*** Exercise data ***

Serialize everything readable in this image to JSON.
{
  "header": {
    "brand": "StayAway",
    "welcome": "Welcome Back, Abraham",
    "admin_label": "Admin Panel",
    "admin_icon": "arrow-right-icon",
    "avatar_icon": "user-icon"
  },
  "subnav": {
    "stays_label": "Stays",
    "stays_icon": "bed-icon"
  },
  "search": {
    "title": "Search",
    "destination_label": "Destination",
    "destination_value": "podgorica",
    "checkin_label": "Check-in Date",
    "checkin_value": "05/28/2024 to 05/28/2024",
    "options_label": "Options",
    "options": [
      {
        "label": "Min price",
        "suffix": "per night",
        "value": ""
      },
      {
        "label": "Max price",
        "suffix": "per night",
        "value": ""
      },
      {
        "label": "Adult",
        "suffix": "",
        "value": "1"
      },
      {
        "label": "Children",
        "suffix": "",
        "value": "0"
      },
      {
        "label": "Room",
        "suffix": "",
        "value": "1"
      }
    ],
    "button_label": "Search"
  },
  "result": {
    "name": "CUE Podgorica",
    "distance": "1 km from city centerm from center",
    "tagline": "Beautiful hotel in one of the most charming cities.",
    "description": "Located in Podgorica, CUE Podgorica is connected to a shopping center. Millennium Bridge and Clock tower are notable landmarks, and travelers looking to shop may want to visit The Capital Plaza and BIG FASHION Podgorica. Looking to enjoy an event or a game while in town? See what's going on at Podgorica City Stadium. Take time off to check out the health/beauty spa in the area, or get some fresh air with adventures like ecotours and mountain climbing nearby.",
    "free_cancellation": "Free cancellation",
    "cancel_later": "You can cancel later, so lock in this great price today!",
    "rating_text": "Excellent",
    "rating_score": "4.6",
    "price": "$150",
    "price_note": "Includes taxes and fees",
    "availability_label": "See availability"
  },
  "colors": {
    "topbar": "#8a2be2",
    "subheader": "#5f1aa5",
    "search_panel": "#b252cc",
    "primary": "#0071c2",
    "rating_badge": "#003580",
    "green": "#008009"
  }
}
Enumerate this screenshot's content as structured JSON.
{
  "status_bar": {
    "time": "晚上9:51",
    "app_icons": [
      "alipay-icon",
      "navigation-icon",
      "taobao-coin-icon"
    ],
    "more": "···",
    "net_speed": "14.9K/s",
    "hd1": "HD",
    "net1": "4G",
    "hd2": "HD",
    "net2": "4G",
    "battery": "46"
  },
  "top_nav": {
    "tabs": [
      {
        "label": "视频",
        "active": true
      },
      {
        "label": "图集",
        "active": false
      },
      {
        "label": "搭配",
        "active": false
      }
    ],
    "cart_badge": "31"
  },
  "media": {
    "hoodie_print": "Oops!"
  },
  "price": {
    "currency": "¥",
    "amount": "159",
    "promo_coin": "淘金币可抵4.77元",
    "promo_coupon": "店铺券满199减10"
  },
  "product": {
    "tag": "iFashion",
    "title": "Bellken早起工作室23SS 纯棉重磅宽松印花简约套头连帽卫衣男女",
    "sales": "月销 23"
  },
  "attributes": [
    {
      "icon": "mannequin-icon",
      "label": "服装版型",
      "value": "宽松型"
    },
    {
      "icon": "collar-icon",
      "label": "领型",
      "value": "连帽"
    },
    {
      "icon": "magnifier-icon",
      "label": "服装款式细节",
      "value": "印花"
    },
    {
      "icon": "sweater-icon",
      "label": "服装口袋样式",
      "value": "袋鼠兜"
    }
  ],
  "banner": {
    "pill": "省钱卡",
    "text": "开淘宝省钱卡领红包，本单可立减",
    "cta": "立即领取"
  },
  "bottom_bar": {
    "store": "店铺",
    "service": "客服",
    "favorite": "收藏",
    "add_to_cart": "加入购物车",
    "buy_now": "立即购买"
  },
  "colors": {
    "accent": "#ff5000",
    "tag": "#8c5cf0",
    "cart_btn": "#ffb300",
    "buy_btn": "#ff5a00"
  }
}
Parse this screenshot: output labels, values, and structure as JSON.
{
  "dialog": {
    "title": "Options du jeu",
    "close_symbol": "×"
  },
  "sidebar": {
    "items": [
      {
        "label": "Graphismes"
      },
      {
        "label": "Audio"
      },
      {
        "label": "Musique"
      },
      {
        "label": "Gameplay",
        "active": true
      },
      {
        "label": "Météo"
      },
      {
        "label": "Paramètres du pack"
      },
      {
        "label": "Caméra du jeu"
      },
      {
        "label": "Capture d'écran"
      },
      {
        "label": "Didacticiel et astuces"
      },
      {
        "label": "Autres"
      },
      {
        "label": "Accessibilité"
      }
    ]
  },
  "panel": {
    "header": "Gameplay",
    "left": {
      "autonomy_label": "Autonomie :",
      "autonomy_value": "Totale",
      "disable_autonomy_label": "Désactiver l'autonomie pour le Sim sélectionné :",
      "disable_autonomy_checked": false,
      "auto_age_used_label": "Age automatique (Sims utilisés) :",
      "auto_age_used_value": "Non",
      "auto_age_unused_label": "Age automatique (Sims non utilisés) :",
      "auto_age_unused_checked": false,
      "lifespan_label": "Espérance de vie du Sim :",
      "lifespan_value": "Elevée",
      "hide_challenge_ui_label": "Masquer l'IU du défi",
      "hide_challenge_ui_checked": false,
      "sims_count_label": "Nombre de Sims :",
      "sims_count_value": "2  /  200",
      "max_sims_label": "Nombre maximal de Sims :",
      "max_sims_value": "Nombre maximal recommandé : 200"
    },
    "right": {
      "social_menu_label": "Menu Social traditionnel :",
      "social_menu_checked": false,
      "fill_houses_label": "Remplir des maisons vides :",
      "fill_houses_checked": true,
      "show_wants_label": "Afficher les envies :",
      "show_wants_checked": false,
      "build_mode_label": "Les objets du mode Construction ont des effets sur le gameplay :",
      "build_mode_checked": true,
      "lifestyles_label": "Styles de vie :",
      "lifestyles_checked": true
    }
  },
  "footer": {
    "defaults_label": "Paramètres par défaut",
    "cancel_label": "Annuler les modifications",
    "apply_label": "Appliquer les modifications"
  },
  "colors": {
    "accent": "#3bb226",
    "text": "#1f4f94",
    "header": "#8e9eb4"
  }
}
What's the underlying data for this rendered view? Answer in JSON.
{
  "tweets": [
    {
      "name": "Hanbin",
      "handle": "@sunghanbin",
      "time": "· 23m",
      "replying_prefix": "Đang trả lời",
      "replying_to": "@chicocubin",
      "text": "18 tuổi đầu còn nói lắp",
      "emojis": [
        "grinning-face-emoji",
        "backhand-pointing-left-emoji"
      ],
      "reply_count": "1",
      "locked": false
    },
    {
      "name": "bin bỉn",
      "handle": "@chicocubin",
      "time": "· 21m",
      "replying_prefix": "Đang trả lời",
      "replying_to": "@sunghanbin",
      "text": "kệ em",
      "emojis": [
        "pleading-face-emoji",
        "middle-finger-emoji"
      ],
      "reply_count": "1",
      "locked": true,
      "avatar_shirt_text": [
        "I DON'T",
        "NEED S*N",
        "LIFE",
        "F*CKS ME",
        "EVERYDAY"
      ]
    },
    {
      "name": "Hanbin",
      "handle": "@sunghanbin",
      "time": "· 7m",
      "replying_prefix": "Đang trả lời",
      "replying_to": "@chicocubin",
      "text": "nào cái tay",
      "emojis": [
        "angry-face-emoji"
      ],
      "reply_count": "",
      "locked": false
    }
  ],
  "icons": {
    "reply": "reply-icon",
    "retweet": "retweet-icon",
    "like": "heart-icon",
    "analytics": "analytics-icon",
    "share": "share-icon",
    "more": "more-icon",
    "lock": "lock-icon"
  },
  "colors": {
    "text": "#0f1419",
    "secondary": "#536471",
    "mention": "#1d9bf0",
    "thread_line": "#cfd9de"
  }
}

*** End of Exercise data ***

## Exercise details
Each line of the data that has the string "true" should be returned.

## Exercise solution
        "active": true
        "active": true
      "fill_houses_checked": true,
      "build_mode_checked": true,
      "lifestyles_checked": true
      "locked": true,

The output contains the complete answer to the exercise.